Directions for this task — Examine the entries below, count the lines holding the string "逮捕の男", and respond with the number only.

Records to use —
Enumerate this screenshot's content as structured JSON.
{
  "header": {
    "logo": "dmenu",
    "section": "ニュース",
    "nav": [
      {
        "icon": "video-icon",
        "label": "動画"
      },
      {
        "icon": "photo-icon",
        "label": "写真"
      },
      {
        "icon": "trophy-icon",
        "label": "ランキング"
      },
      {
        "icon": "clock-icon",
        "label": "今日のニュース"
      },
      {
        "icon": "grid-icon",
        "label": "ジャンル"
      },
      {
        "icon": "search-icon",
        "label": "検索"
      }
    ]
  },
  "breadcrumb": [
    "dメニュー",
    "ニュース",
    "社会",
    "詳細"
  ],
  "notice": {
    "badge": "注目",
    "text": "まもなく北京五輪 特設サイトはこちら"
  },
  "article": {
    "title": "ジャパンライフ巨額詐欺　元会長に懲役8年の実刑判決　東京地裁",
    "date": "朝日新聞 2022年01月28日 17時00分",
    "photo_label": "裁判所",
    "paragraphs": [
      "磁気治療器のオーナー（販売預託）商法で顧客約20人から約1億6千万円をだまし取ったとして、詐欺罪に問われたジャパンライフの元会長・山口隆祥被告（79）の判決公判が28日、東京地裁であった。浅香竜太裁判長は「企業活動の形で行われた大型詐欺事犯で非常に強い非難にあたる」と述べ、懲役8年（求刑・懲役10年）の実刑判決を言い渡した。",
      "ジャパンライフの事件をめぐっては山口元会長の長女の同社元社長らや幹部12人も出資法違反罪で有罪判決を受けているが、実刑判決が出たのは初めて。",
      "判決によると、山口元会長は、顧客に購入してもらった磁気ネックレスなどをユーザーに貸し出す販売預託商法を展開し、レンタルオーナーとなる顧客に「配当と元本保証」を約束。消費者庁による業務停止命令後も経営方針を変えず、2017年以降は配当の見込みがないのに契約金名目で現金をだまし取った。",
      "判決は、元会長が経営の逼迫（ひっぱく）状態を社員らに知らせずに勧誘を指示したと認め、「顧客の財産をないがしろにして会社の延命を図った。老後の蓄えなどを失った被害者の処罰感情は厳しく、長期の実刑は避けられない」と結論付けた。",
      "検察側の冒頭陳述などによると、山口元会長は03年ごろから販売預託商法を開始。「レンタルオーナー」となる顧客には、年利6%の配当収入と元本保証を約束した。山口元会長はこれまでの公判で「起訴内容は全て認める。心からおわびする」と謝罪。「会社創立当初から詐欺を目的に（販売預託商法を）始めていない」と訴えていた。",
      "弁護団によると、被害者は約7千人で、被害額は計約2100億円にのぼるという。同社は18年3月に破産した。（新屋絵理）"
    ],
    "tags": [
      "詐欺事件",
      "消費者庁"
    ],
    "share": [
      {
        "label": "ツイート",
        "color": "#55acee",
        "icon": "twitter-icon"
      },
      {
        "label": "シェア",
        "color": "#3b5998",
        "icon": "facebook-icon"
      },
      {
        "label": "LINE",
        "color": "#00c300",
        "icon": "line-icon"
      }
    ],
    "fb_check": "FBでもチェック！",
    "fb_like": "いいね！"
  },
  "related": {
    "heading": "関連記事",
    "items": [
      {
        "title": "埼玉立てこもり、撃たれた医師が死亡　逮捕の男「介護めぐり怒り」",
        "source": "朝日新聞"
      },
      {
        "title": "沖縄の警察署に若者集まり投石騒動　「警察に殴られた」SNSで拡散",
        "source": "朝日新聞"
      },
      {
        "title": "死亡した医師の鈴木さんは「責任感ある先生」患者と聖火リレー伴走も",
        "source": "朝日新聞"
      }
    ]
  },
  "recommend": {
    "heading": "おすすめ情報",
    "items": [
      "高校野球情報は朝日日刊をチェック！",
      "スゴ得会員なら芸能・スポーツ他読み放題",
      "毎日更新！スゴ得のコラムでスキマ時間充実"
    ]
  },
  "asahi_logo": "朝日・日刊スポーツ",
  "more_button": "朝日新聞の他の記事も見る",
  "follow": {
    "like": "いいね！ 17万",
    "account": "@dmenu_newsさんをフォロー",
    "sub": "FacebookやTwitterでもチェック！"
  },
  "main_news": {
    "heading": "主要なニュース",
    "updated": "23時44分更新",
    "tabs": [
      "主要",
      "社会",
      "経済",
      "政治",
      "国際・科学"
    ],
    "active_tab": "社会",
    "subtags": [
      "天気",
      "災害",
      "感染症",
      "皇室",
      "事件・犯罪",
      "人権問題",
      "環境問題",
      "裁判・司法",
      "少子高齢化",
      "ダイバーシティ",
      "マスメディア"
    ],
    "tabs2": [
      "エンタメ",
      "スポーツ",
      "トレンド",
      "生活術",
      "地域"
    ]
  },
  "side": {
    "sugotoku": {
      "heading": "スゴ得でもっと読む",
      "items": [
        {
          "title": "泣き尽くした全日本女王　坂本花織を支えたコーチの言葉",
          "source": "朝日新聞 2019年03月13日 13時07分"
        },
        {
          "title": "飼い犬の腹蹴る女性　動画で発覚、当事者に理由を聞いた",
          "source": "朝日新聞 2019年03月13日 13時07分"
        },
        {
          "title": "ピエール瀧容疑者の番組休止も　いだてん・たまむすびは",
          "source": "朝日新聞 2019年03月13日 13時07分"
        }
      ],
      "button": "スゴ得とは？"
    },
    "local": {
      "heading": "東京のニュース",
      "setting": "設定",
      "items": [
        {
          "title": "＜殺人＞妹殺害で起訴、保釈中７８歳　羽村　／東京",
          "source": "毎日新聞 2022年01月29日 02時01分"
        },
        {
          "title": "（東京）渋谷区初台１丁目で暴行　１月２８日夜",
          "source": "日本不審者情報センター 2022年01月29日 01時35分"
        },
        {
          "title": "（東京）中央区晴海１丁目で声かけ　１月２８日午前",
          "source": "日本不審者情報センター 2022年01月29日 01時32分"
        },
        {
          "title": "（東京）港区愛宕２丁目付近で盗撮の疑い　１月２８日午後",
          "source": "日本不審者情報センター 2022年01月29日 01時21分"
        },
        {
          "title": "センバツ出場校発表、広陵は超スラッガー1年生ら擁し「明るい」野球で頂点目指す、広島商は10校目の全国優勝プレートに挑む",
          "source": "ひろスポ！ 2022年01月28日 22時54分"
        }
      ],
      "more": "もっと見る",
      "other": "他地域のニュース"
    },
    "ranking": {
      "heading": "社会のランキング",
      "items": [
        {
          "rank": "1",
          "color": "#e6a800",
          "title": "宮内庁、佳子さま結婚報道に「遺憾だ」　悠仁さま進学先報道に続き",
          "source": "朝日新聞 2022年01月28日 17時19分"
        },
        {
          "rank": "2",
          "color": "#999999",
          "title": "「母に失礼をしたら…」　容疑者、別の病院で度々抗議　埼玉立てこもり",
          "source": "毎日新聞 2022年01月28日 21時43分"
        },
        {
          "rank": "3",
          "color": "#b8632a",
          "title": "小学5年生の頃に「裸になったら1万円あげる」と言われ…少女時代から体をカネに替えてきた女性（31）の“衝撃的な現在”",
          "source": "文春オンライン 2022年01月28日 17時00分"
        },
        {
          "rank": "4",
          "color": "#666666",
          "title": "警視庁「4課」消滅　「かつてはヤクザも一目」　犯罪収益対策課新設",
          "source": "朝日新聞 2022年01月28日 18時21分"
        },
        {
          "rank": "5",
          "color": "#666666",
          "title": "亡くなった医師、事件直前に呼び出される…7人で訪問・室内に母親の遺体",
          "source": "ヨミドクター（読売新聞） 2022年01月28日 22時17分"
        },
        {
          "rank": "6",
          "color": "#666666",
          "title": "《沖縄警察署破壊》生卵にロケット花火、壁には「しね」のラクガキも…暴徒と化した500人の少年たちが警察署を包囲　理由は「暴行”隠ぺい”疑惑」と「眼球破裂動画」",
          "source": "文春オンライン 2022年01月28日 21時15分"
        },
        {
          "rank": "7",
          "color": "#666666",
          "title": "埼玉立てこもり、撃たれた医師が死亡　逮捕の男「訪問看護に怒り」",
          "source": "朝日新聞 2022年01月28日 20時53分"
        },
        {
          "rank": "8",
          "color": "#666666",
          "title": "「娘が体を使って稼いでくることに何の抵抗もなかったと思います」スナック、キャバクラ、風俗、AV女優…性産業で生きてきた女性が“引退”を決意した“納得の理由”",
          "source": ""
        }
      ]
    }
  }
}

Solution for this task — 2